§ **What to produce**
Across the data below, how many lines hold "стопи"? Answer with that number and nothing else.
>>>
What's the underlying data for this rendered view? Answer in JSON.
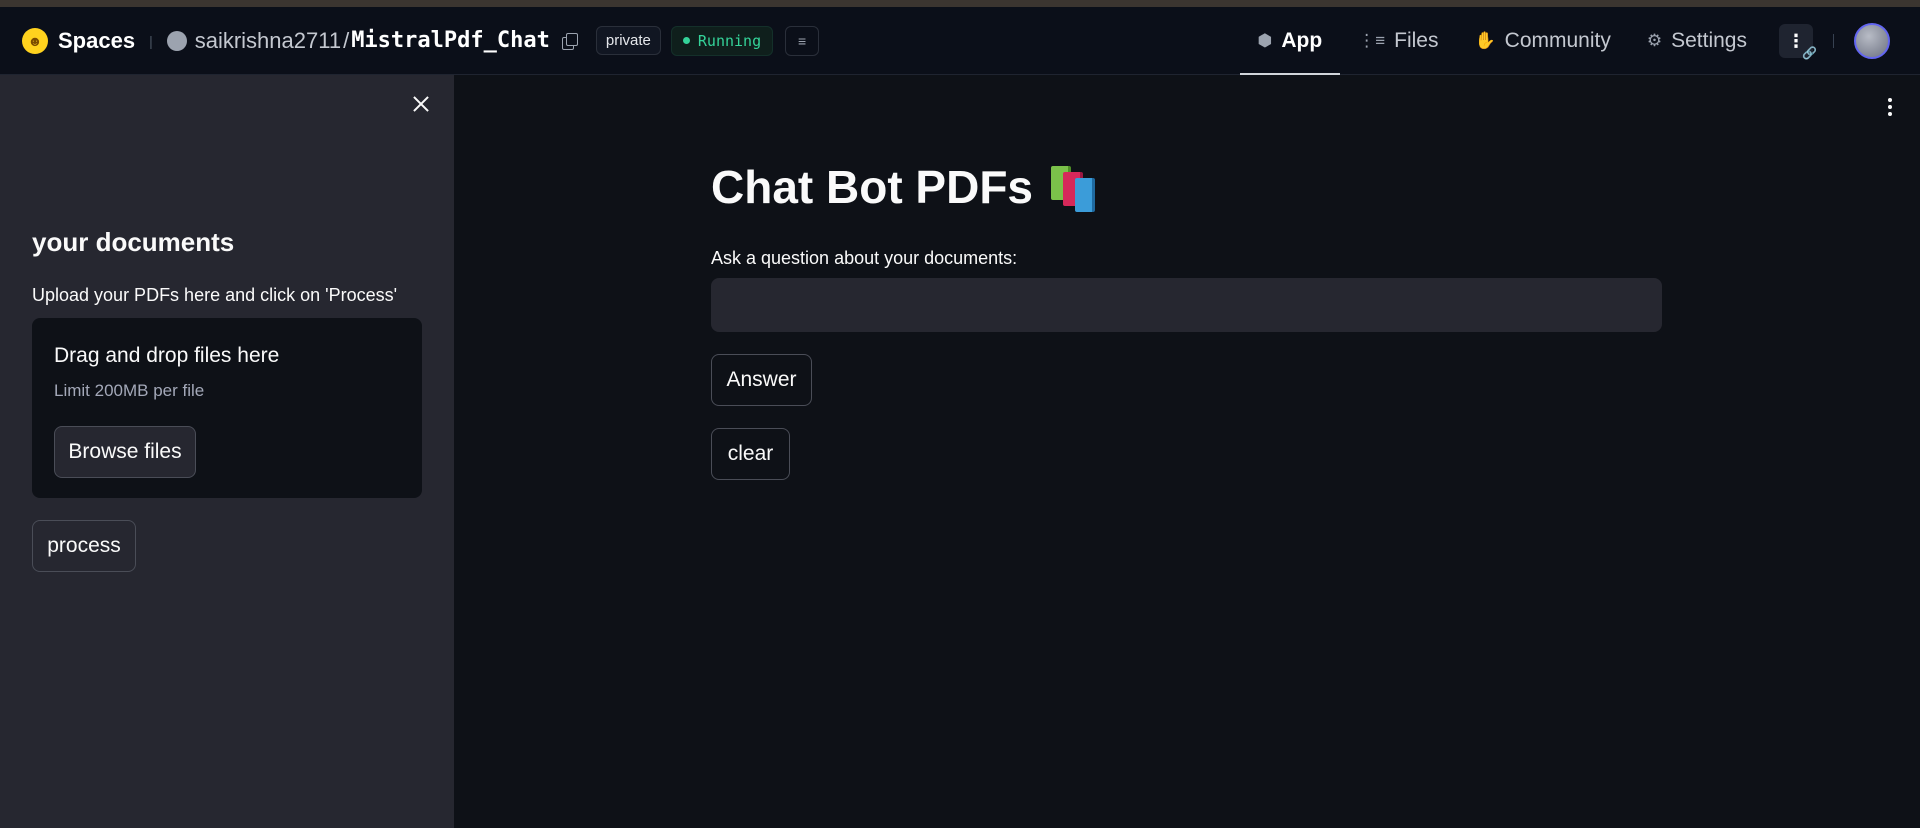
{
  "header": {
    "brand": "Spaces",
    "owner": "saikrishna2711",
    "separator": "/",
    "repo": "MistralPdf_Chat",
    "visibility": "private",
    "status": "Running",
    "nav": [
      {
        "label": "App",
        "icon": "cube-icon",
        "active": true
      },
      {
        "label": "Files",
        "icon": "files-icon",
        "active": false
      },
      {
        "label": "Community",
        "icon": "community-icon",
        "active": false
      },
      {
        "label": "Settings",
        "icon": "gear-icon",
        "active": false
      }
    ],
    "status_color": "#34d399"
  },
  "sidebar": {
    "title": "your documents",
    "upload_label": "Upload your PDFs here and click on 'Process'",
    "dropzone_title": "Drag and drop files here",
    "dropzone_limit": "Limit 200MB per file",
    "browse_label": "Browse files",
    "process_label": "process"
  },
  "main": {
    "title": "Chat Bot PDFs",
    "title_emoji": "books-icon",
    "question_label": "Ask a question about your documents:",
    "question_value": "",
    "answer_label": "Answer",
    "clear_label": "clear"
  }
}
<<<
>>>
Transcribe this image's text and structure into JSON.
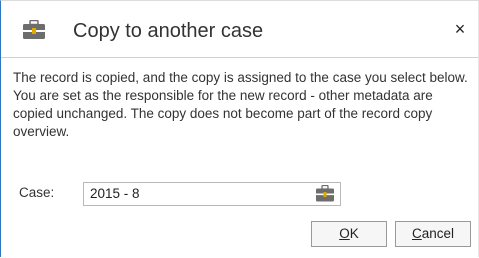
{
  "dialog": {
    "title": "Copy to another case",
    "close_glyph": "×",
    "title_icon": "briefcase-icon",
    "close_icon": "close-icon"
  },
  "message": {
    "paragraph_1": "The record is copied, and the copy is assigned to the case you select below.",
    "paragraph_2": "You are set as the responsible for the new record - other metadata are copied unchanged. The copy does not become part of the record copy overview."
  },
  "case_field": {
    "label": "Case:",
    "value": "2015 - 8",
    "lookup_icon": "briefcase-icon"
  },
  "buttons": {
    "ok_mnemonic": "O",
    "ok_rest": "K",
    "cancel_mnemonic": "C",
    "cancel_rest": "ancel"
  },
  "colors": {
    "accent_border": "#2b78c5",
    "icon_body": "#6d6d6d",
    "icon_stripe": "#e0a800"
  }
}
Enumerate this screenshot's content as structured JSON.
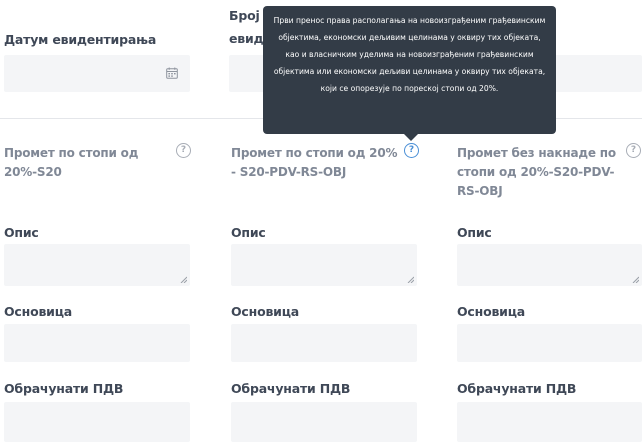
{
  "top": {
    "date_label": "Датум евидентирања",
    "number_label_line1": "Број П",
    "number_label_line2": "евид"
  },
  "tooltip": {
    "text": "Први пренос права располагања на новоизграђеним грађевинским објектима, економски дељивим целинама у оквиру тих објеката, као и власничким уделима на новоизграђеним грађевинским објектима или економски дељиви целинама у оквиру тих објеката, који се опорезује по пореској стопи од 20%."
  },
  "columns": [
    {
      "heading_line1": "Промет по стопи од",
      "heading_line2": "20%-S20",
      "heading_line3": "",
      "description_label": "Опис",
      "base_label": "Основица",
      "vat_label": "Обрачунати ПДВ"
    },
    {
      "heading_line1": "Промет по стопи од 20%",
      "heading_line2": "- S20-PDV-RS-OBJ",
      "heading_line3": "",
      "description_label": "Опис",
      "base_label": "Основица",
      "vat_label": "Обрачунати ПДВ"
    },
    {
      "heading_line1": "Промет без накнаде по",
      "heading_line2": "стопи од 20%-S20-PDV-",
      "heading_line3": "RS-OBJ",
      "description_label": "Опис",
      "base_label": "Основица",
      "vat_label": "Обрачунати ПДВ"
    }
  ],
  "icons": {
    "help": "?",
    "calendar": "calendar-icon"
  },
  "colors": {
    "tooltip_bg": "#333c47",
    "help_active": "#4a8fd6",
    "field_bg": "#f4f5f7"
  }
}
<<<
§ **Finished exercise**
4